Aspiring to Higher Education? The complex views of secondary students:

The present paper emerged from a Q-method evaluation of the 2016-2017 Explore University programme which organised experiences for people of school age who might find value in studying higher education. The range of activities included campus visits, subject taster days, information, guidance and advice sessions in schools and summer schools. The Q-method study investigated the views of participants in Explore University to identify their shared perspectives on applying to university.
This Q-method involved participants sorting a set of statement cards onto a distribution grid shaped as an inverted pyramid. Participants sorted the cards based on how much they agreed with each statement. Data was collected on the participants’ perspectives then analysed collectively to produce consensus viewpoints which have statistical significance. In total, 46 secondary school students (aged 14-16 years) sorted 36 statements onto an online distribution grid.
The conference paper will present the study’s key findings that included four groups of participants that hold differing perspectives on aspiring to HE. The study found that 26 of the 41 participants who loaded on factors 2 to 4 believed the Explore University programme had positively supported them to consider university as an option for them. The rest of the students held a strong and longstanding perspective that they would attend university. The study also found that none of the participants were heavily influenced by the perspectives of their family and friends.
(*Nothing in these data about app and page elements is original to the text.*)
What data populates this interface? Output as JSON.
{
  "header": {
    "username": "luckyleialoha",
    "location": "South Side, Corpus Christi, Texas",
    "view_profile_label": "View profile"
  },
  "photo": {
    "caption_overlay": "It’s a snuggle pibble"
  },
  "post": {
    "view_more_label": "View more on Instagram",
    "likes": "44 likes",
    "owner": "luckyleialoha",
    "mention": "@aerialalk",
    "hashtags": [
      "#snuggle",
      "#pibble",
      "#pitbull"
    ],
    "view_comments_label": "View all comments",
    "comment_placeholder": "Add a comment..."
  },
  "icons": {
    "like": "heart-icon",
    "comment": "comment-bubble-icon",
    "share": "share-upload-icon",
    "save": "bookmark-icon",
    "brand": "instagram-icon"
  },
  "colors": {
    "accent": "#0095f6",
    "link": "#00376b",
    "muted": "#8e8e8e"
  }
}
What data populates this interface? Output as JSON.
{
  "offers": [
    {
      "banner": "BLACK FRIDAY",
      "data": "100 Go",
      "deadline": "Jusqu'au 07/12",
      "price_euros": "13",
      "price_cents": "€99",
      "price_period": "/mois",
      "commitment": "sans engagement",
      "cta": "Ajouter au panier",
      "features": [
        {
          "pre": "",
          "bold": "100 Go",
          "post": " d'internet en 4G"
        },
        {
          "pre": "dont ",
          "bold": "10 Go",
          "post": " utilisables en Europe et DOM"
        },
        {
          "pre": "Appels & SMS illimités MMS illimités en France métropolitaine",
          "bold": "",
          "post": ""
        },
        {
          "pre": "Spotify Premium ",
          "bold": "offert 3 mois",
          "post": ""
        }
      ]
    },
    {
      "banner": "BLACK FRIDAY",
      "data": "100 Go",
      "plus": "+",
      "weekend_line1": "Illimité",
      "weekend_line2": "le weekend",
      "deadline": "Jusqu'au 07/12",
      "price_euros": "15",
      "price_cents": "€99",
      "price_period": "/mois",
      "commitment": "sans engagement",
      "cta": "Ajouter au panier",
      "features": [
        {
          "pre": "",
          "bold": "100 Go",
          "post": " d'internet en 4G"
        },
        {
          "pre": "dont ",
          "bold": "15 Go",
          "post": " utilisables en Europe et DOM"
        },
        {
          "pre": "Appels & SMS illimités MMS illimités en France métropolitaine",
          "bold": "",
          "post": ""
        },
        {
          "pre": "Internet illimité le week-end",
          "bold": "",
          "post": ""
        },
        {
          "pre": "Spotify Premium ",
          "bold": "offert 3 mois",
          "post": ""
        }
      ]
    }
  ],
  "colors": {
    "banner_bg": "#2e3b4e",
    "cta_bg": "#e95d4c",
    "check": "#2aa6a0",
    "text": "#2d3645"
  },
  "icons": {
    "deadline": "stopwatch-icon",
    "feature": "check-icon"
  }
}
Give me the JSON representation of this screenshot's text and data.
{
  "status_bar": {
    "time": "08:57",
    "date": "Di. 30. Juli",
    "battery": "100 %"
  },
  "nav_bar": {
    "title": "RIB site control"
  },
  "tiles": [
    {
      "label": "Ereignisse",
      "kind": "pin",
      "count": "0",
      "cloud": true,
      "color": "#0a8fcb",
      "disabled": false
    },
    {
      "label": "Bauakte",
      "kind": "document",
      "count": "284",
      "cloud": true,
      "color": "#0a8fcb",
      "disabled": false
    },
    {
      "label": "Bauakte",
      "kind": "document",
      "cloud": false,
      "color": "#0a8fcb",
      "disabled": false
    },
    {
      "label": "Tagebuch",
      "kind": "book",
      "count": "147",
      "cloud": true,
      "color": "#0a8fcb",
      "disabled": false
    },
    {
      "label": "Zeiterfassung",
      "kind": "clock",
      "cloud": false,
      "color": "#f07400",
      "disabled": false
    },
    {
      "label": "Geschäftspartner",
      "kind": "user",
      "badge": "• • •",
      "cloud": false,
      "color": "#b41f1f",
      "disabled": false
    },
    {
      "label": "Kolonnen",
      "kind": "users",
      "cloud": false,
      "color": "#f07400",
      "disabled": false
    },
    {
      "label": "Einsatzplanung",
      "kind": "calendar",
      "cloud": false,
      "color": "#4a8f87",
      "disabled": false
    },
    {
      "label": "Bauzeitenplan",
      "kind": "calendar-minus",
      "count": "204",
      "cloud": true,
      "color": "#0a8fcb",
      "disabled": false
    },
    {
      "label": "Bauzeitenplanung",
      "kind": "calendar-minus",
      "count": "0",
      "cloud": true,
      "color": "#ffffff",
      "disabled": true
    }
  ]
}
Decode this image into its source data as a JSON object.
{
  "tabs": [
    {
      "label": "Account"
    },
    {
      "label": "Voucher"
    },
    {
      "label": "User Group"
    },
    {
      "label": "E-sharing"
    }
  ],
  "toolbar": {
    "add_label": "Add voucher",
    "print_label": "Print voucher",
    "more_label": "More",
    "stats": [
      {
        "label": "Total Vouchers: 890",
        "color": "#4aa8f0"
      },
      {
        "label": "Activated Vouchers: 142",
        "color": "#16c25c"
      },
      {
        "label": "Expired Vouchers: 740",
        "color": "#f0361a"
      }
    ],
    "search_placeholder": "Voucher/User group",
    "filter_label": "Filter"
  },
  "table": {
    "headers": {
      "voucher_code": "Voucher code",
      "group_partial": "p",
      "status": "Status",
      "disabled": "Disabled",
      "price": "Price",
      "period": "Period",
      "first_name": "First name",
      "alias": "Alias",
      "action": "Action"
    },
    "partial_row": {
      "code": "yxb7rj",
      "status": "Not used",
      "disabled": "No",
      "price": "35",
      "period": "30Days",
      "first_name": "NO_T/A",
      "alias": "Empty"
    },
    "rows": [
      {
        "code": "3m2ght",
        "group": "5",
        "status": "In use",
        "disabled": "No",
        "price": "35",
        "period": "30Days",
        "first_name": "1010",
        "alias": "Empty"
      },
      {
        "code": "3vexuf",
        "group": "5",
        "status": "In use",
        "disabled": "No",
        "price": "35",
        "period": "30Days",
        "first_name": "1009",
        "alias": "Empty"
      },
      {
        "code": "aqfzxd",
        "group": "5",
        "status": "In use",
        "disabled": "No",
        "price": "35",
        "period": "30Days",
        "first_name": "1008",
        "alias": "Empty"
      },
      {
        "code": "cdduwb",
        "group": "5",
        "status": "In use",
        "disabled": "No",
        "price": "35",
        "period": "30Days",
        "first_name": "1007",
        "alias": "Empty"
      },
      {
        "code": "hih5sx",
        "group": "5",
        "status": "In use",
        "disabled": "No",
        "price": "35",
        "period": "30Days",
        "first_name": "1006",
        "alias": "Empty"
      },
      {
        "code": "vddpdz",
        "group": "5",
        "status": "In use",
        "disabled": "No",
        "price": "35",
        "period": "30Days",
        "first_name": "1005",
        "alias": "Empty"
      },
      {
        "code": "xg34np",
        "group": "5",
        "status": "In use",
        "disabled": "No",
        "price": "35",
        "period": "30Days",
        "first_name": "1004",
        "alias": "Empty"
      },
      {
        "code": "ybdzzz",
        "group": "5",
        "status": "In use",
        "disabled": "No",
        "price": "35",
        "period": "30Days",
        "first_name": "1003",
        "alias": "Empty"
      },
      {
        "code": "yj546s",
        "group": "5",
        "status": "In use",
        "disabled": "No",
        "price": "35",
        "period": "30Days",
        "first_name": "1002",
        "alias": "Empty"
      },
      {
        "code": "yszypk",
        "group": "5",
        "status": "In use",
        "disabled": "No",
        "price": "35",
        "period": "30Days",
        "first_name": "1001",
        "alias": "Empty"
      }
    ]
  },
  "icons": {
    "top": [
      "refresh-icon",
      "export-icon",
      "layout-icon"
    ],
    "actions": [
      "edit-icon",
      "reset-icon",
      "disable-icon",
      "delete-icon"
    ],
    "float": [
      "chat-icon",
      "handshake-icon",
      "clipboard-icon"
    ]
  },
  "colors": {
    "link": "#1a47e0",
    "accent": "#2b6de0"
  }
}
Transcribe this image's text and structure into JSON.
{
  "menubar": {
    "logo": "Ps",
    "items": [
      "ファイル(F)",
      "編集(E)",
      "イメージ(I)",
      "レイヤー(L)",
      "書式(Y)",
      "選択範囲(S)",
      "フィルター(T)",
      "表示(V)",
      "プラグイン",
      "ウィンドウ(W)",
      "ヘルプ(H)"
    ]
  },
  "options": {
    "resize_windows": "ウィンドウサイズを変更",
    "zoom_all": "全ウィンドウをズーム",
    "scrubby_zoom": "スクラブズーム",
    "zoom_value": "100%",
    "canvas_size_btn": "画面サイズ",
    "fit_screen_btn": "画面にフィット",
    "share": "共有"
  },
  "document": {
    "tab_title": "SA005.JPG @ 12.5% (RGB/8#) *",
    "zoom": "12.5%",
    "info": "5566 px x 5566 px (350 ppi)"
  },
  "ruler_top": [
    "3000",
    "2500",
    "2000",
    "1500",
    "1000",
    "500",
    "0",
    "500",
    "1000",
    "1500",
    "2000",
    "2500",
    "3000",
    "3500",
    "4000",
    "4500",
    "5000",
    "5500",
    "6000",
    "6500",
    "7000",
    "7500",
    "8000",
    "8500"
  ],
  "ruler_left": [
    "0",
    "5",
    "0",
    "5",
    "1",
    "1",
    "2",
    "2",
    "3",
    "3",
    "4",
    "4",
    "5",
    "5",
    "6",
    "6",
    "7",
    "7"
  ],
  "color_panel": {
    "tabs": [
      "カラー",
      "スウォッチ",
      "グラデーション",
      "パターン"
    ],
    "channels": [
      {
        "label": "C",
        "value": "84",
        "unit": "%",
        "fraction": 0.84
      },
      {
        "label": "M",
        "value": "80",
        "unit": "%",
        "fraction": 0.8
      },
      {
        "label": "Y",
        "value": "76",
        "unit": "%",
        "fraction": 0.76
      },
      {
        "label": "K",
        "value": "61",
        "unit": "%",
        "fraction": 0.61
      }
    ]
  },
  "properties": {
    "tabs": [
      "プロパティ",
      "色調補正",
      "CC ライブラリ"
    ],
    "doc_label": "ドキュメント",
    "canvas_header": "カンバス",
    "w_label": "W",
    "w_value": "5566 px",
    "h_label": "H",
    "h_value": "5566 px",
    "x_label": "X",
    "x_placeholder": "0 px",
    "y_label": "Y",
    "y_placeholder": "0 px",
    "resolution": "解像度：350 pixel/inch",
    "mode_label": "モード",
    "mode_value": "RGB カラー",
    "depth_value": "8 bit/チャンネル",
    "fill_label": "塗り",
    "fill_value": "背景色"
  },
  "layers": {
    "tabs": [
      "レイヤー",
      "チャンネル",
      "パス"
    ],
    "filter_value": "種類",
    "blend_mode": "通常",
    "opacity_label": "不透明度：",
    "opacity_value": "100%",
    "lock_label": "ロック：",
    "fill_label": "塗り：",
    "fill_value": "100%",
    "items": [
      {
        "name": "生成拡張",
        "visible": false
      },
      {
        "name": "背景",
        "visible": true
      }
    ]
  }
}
Instead students were influenced more by their perspectives of themselves as learners.